- [Information]
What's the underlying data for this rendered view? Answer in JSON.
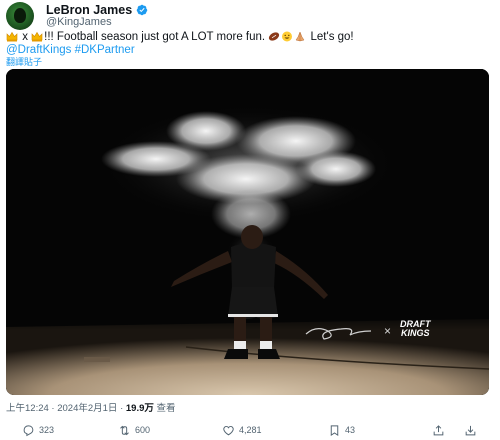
{
  "author": {
    "display_name": "LeBron James",
    "handle": "@KingJames",
    "verified_icon": "verified-badge-icon",
    "avatar_icon": "profile-avatar"
  },
  "tweet": {
    "line1_mid": " x ",
    "line1_text": "!!! Football season just got A LOT more fun. ",
    "line1_end": " Let's go!",
    "emojis": [
      "crown-emoji",
      "crown-emoji",
      "football-emoji",
      "grinning-emoji",
      "praying-hands-emoji"
    ],
    "mention": "@DraftKings",
    "hashtag": "#DKPartner",
    "translate_label": "翻譯貼子"
  },
  "media": {
    "brand_mark_text": "DRAFT\nKINGS",
    "brand_line1": "DRAFT",
    "brand_line2": "KINGS",
    "separator": "×"
  },
  "meta": {
    "time": "上午12:24",
    "separator": "·",
    "date": "2024年2月1日",
    "views_count": "19.9万",
    "views_label": "查看"
  },
  "actions": {
    "reply_count": "323",
    "repost_count": "600",
    "like_count": "4,281",
    "bookmark_count": "43"
  },
  "colors": {
    "accent": "#1d9bf0",
    "text_primary": "#0f1419",
    "text_secondary": "#536471",
    "media_bg": "#050505"
  }
}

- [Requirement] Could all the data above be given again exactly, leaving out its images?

- [Final answer]
What's the underlying data for this rendered view? Answer in JSON.
{
  "author": {
    "display_name": "LeBron James",
    "handle": "@KingJames",
    "verified_icon": "verified-badge-icon",
    "avatar_icon": "profile-avatar"
  },
  "tweet": {
    "line1_mid": " x ",
    "line1_text": "!!! Football season just got A LOT more fun. ",
    "line1_end": " Let's go!",
    "emojis": [
      "crown-emoji",
      "crown-emoji",
      "football-emoji",
      "grinning-emoji",
      "praying-hands-emoji"
    ],
    "mention": "@DraftKings",
    "hashtag": "#DKPartner",
    "translate_label": "翻譯貼子"
  },
  "media": {
    "brand_mark_text": "DRAFT\nKINGS",
    "brand_line1": "DRAFT",
    "brand_line2": "KINGS",
    "separator": "×"
  },
  "meta": {
    "time": "上午12:24",
    "separator": "·",
    "date": "2024年2月1日",
    "views_count": "19.9万",
    "views_label": "查看"
  },
  "actions": {
    "reply_count": "323",
    "repost_count": "600",
    "like_count": "4,281",
    "bookmark_count": "43"
  },
  "colors": {
    "accent": "#1d9bf0",
    "text_primary": "#0f1419",
    "text_secondary": "#536471",
    "media_bg": "#050505"
  }
}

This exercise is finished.